▶ [WHAT IS NEEDED] Find and copy the lines in the records beneath this task that contain the word "icon".

Data records for software interfaces:
----

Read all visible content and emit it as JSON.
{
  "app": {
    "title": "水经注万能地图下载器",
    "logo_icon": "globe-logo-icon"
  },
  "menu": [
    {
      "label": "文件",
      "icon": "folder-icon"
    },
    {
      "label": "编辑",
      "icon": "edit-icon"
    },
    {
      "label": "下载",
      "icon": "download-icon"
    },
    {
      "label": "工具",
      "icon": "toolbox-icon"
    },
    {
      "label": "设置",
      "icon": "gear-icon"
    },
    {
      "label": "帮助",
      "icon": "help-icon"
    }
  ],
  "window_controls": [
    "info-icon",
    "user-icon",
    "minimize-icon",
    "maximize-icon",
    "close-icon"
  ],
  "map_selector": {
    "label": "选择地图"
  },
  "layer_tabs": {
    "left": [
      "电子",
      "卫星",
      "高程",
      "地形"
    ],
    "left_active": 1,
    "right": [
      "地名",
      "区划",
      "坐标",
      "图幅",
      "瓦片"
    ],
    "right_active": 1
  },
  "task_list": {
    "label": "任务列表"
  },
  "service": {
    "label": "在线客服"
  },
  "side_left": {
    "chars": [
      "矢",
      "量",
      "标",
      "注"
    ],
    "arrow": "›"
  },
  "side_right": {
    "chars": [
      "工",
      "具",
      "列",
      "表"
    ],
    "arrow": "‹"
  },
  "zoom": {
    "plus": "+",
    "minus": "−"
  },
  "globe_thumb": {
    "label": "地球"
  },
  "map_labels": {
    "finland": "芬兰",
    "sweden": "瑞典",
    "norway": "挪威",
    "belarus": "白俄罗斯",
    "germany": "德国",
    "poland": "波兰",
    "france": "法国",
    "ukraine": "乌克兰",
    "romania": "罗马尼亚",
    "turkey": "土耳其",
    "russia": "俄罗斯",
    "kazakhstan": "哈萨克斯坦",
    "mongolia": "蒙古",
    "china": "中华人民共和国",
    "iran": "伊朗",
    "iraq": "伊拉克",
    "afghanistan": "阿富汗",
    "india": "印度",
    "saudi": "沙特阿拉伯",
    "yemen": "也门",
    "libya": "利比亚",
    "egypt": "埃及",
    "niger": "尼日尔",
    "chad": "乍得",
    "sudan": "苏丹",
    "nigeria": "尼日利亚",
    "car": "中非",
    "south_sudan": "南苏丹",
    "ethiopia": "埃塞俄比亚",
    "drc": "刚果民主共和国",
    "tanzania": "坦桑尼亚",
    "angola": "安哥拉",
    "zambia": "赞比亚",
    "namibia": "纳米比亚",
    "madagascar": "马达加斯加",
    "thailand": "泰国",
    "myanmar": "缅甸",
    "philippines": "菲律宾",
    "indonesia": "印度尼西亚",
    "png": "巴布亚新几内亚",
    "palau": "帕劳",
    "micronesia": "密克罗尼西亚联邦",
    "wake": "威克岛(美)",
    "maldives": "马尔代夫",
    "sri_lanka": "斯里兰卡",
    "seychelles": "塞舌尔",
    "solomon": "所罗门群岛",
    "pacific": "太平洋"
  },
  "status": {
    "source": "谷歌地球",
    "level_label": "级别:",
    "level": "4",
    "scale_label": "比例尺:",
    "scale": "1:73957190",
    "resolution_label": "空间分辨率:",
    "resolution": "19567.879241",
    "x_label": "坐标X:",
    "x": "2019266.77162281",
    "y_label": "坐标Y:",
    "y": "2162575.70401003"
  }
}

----

▶ [THE ANSWER]
    "logo_icon": "globe-logo-icon"
      "icon": "folder-icon"
      "icon": "edit-icon"
      "icon": "download-icon"
      "icon": "toolbox-icon"
      "icon": "gear-icon"
      "icon": "help-icon"
    "info-icon",
    "user-icon",
    "minimize-icon",
    "maximize-icon",
    "close-icon"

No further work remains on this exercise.